            1. re: KevinB

              Using the microwave to finish the interior of a steak makes sense. I do it some times myself if I've pulled the meat off the grill too soon. Microwaves penetrate into the interior. Putting the meat back on the grill would overcook the exterior. On the grill, heat has to travel through the already cooked exterior to reach the middle.


              1. re: KevinB

                Comparing nuked veggies to boiled veggies isn't quite right. A better comparison is nuked veggies to steamed veggies -- and steamed definitely tastes a lot better.

                And I really don't like the taste of microwaved food, even foods that are supposed to microwave well such as curries and soups. There is a subtle difference.

            2. re: ChefDude

              What do radiation waves do to food? The main thing is that they make polarized molecules (like water) bounce and jiggle around - in effect, they make them hot. That's what contact with the hot metal surface of the pot does as well.


                1. re: ChefDude

                  Thanks CD,

                  The articles on the site were very entertaining. But they, in no way, moved jfood for or against the use of MV and any health effects, either good or bad. At one point jfood thought it was a script for Seinfeld, using a report from Russia in 1950's and 60's as a basis for anything is silly. And jfood really liked the idea that the springs in the bed are going to change the natural magnetic field in your bedroom?

                  Jfood believes the MV is doing something to the food, heck it gets it hot. But he is also sitting in a car with his bluetooth, his GPS, listening to radio waves, with his cell phone on his hip only to go home and use his clicker to change the channel on a HD-TV so he can watch American Idol while doing email on his wireless computer.

                  But this guys seems a little over the top and trying to sell his own goods and agenda. Would love to see any real research if you have it.


            3. re: ccbweb

              My husband will use one in his restaurants to cook potatoes if he runs out of baked potatoes, etc.

              I agree that it is a useful tool.

            4. i don't think microwaves should be used in a restaurant kitchen for cooking-- but will say that in my experience one can be useful to defrost organic, preservative-free baked goods and tortillas, etc. that must be kept frozen. i'd wager the sysco mussels are disgusting though.

              1. In low end restaurants it's mostly microwave cooking. They have untrained staff in the kitchen and there's no one to train them, pay is extremely low, it's all about volume.
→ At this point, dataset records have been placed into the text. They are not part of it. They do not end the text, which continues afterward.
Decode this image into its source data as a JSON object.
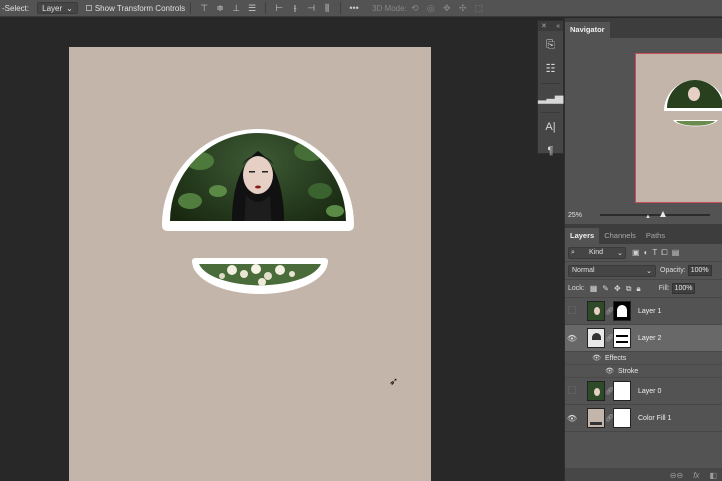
{
  "options_bar": {
    "select_label": "-Select:",
    "select_value": "Layer",
    "show_transform_label": "Show Transform Controls",
    "mode_label": "3D Mode:",
    "more_label": "•••",
    "align_icons": [
      "align-top-icon",
      "align-vcenter-icon",
      "align-bottom-icon",
      "align-left-icon",
      "distribute-icon",
      "align-right-icon",
      "distribute-v-icon",
      "distribute-h-icon"
    ],
    "mode_icons": [
      "orbit-icon",
      "roll-icon",
      "pan-3d-icon",
      "slide-icon",
      "scale-3d-icon"
    ]
  },
  "dock": {
    "collapse_label": "«",
    "close_label": "✕",
    "tools": [
      "history-icon",
      "adjustments-icon",
      "histogram-icon",
      "character-icon",
      "paragraph-icon"
    ]
  },
  "navigator": {
    "tab_label": "Navigator",
    "zoom": "25%"
  },
  "layers_panel": {
    "tabs": [
      "Layers",
      "Channels",
      "Paths"
    ],
    "filter_value": "Kind",
    "filter_icons": [
      "pixel-filter-icon",
      "adjustment-filter-icon",
      "type-filter-icon",
      "shape-filter-icon",
      "smart-filter-icon"
    ],
    "blend_mode": "Normal",
    "opacity_label": "Opacity:",
    "opacity_value": "100%",
    "lock_label": "Lock:",
    "fill_label": "Fill:",
    "fill_value": "100%",
    "layers": [
      {
        "name": "Layer 1",
        "visible": false,
        "selected": false
      },
      {
        "name": "Layer 2",
        "visible": true,
        "selected": true
      },
      {
        "name": "Layer 0",
        "visible": false,
        "selected": false
      },
      {
        "name": "Color Fill 1",
        "visible": true,
        "selected": false
      }
    ],
    "effects_label": "Effects",
    "stroke_label": "Stroke",
    "bottom_icons": [
      "link-layers-icon",
      "fx-icon"
    ]
  },
  "colors": {
    "canvas": "#c4b5aa",
    "workspace": "#282828",
    "panel": "#535353",
    "foliage": "#2e4a2a"
  }
}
                As you move up the food chain (pardon the pun) less is cooked in a microwave, their use becomes more limited, the staff is better, etc...

                When you move up one more step, there isn't even a microwave in the entire restaurant.

                If you resort to eating in Chain restaurants, there's LOTS of microwaves!

                1. i suppose they have some use in some capacity, but it's when you're not expecting it and/or it's used improperly...blech...

                  went to a take out burger joint once with a friend, and while i wasn't expecting a gourmet meal....we both watched as our burgers were made in the microwave...a soggy uncharred mess...not good. Also went to a cafeteria style catering restaurant a couple of days ago and ordered a salmon in phyllo that looked very good. all the cheese had dissappeared and the pecans were rock hard...as was also a third of the whole thing. it was like salmon jerky.